There are indications that Atlantis’ approach is resonating—and it certainly should be music to the ears of many business bean-counters. Gregg Holzrichter, Atlantis’ VP of Marketing, told me that the company had shown an 80% year-on-year growth in the first half. However, a lot of this is attributable to great take-up of its VDI ILIO product while the main focus has been on its 600+ existing customers (mostly VDI users) and getting their feedback.

“We have [now] repositioned USX 2.0,” said Holzricher adding, “We have a great benchmark.”

“The feedback had driven [Microsoft] SharePoint support and ease-of-use in the interface, plus additional features”, he said. The Teleport ability to “beam up to another location” (à la Star Trek), creating instances on devices 1 and 2, is achieved with its HyperDup content-aware data services software only taking changes across. This software also includes provisioning, security and business continuity.

So, having taken the main feedback on board, this can be seen as a re-launch aimed at reaching organisations of all sizes up to large enterprises—with a clearer and more verifiable message. Atlantis’ biggest test now will be its ability to execute in organisations in which it has no previous presence.

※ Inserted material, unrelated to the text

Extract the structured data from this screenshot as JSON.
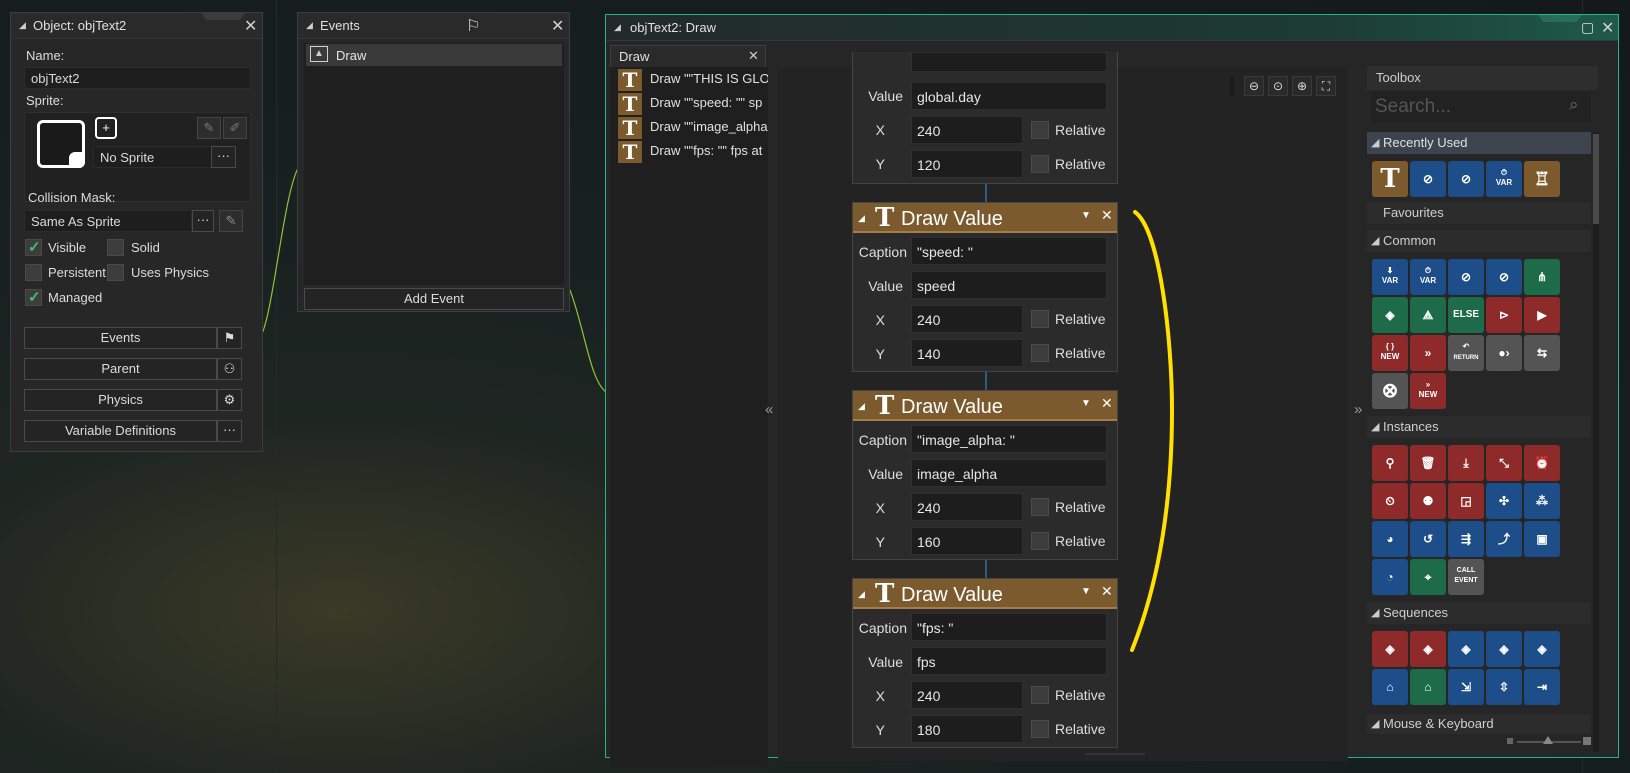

Those organisations faced with an urgent need for greater storage capacity, availability or performance—especially if budget-constrained—should at least give Atlantis’ solution an oppportunity to demonstrate what it can do. Atlantis claims this will achieve greater performance than if the business were to move instead to all-flash arrays and, importantly, at a fraction of the cost.